RECORDS TO USE section start

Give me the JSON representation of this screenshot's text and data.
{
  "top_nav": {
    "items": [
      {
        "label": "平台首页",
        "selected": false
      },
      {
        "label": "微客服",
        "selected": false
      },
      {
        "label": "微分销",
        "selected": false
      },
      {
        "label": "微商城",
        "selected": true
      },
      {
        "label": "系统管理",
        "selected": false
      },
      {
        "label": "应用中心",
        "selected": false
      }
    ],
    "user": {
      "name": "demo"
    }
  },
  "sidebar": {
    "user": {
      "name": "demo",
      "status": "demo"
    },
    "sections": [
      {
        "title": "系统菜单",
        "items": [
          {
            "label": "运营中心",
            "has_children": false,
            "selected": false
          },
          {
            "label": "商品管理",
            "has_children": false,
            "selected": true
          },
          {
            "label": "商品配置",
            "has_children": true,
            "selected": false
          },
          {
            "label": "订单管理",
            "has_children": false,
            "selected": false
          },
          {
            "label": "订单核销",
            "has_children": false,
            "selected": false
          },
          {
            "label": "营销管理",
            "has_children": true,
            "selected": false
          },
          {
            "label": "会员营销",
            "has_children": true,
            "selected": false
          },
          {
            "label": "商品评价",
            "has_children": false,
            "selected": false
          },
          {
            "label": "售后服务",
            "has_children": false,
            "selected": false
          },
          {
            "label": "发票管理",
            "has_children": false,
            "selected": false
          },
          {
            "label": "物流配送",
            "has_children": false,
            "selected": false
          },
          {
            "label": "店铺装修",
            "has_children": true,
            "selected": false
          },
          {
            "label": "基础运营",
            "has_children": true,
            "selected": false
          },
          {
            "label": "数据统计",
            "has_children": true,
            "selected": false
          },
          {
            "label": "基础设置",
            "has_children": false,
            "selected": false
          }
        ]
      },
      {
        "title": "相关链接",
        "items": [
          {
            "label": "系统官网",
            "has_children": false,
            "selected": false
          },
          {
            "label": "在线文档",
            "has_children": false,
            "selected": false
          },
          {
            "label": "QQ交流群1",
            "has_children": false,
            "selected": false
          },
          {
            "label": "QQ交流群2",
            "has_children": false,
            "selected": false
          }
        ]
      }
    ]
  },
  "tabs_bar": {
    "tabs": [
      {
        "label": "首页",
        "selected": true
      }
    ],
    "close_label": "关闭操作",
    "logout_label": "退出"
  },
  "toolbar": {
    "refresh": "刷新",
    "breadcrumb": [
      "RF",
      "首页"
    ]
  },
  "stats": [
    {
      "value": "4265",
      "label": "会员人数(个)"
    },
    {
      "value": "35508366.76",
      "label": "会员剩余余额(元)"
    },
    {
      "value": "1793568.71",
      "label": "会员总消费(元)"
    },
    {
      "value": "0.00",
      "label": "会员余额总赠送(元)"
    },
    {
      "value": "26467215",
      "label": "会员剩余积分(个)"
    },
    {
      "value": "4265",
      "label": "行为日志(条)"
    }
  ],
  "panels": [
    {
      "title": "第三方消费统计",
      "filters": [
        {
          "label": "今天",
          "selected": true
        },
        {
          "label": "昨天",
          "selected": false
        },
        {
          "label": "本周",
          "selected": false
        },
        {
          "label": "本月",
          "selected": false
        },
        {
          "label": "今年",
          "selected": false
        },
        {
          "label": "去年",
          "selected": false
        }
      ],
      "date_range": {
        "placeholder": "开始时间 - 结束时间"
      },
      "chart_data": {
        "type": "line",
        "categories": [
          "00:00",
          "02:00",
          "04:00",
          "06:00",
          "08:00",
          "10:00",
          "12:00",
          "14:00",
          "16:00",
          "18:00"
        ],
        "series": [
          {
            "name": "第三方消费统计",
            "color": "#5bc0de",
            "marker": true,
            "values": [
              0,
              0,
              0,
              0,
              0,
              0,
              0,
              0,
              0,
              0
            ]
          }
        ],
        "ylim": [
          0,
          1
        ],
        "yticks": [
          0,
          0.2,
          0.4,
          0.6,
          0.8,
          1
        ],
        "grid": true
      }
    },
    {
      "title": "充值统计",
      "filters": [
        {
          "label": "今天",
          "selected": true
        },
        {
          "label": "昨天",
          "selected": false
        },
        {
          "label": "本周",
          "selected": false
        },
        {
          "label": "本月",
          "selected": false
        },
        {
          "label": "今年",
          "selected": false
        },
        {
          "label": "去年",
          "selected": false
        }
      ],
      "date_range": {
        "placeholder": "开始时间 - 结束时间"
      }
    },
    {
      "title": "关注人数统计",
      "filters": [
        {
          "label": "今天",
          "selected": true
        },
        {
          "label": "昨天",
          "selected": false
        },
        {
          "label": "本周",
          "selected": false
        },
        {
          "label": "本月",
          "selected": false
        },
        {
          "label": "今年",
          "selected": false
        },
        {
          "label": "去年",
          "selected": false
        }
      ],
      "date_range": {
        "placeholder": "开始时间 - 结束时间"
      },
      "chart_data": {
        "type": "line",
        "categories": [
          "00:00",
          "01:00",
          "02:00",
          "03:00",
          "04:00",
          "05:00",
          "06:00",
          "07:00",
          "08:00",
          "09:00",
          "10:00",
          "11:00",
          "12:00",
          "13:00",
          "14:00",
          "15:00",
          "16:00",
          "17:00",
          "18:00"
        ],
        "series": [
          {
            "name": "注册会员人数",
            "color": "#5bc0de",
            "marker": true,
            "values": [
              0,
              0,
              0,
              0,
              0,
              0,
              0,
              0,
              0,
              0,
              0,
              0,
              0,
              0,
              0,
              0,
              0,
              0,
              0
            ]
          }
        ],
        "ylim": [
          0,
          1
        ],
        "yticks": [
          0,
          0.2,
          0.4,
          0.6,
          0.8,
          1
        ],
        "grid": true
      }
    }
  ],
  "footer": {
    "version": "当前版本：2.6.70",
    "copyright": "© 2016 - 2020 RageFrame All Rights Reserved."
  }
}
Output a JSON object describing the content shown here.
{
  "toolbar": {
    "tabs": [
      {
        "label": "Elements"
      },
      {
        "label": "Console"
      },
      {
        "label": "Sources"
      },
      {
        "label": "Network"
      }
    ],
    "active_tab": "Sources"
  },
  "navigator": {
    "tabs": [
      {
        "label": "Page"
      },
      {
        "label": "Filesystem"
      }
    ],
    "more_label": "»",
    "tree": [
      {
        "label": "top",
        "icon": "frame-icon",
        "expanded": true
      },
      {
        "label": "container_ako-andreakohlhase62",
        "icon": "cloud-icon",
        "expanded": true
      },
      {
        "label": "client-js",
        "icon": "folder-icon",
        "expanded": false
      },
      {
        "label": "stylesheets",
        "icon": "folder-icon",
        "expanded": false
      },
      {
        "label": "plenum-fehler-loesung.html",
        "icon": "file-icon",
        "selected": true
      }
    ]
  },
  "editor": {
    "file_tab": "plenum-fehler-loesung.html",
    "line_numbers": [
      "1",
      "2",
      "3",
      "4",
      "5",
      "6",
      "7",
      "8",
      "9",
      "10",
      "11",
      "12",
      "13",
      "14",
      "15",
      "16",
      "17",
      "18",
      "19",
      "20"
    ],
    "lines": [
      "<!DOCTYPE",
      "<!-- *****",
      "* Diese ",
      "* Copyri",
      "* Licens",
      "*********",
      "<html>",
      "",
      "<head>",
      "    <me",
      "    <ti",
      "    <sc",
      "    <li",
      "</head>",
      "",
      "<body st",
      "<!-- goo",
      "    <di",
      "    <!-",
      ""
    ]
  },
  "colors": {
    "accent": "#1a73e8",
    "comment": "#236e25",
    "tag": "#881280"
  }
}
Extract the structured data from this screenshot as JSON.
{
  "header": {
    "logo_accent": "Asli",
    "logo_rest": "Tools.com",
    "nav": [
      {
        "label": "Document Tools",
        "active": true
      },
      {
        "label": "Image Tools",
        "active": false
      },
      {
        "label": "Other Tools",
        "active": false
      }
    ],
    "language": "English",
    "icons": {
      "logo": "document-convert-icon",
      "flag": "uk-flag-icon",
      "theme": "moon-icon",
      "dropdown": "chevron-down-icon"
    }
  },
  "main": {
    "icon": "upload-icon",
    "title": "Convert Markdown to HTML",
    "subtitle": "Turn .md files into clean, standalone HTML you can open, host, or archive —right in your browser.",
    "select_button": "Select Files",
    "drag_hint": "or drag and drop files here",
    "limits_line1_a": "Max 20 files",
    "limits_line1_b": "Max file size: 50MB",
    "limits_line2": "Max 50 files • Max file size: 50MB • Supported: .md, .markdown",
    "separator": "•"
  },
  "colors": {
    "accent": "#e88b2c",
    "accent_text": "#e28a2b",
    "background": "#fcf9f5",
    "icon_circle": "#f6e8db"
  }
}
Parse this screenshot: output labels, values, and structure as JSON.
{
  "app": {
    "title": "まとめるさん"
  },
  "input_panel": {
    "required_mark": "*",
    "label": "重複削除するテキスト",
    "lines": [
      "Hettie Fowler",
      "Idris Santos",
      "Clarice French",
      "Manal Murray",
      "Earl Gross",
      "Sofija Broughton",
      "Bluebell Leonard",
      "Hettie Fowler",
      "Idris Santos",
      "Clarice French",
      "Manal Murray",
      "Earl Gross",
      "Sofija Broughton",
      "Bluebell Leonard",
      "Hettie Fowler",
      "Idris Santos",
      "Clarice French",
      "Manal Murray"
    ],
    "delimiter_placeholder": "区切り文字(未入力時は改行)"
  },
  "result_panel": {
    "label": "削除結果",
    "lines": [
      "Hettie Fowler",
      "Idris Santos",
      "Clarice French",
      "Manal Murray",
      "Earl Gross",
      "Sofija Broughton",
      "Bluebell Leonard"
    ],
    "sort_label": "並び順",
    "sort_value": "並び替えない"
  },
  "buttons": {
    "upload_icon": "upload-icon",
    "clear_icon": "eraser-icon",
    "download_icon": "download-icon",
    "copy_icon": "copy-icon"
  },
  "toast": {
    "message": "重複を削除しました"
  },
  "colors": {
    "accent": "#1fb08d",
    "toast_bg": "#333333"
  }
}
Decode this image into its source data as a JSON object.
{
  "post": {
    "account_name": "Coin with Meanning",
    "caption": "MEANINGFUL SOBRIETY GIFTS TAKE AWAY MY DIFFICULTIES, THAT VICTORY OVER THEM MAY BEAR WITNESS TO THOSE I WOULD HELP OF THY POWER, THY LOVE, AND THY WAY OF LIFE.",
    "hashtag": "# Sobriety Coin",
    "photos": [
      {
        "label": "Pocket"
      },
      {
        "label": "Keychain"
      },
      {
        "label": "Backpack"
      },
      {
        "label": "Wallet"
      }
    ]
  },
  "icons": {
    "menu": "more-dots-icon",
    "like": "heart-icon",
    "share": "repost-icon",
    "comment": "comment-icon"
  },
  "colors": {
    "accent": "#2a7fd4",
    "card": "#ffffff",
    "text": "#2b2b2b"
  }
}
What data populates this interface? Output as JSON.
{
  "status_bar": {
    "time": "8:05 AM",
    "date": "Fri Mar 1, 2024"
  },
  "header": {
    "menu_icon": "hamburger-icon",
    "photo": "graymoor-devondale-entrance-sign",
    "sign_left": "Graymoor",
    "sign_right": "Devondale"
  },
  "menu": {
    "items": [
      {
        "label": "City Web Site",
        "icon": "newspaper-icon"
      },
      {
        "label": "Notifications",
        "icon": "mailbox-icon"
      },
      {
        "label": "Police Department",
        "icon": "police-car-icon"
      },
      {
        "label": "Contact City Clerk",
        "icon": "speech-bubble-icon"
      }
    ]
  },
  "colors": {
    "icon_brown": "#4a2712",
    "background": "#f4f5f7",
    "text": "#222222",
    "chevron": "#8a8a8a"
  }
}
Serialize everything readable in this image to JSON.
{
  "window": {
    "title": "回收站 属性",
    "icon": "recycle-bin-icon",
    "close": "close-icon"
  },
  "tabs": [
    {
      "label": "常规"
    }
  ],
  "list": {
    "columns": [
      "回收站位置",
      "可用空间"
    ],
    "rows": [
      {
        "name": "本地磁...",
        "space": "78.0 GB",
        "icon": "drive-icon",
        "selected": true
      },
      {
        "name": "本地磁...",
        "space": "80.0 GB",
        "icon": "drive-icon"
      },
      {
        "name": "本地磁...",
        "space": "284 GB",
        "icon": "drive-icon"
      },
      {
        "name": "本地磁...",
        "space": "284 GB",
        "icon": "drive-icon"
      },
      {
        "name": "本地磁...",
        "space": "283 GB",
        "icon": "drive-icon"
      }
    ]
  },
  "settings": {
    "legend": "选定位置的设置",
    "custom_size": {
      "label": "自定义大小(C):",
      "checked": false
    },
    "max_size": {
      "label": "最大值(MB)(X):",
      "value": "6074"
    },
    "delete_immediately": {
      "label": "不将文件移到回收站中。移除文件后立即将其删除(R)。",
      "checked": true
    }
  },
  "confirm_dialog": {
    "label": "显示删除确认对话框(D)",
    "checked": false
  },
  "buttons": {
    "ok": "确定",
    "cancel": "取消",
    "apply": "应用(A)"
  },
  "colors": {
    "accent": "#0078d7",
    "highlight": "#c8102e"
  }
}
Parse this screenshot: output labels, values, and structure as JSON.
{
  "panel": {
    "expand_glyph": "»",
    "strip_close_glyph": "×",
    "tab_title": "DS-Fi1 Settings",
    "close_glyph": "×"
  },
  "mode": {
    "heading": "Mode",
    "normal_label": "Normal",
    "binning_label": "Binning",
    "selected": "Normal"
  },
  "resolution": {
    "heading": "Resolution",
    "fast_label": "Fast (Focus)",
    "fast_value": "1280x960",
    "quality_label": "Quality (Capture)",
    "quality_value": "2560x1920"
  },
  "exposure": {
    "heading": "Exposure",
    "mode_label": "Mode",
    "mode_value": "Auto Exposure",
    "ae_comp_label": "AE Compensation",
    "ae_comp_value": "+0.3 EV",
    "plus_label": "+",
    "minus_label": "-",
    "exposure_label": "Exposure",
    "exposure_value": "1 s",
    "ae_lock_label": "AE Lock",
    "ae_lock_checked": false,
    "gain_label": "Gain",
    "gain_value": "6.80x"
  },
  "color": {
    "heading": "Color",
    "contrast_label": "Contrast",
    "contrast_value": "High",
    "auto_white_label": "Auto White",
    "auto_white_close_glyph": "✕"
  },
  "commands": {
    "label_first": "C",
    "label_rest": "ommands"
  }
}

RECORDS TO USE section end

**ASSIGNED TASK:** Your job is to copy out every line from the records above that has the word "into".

**RESPONSE TO THIS EXERCISE:**
    "subtitle": "Turn .md files into clean, standalone HTML you can open, host, or archive —right in your browser.",
Decode this image into its source data as a JSON object.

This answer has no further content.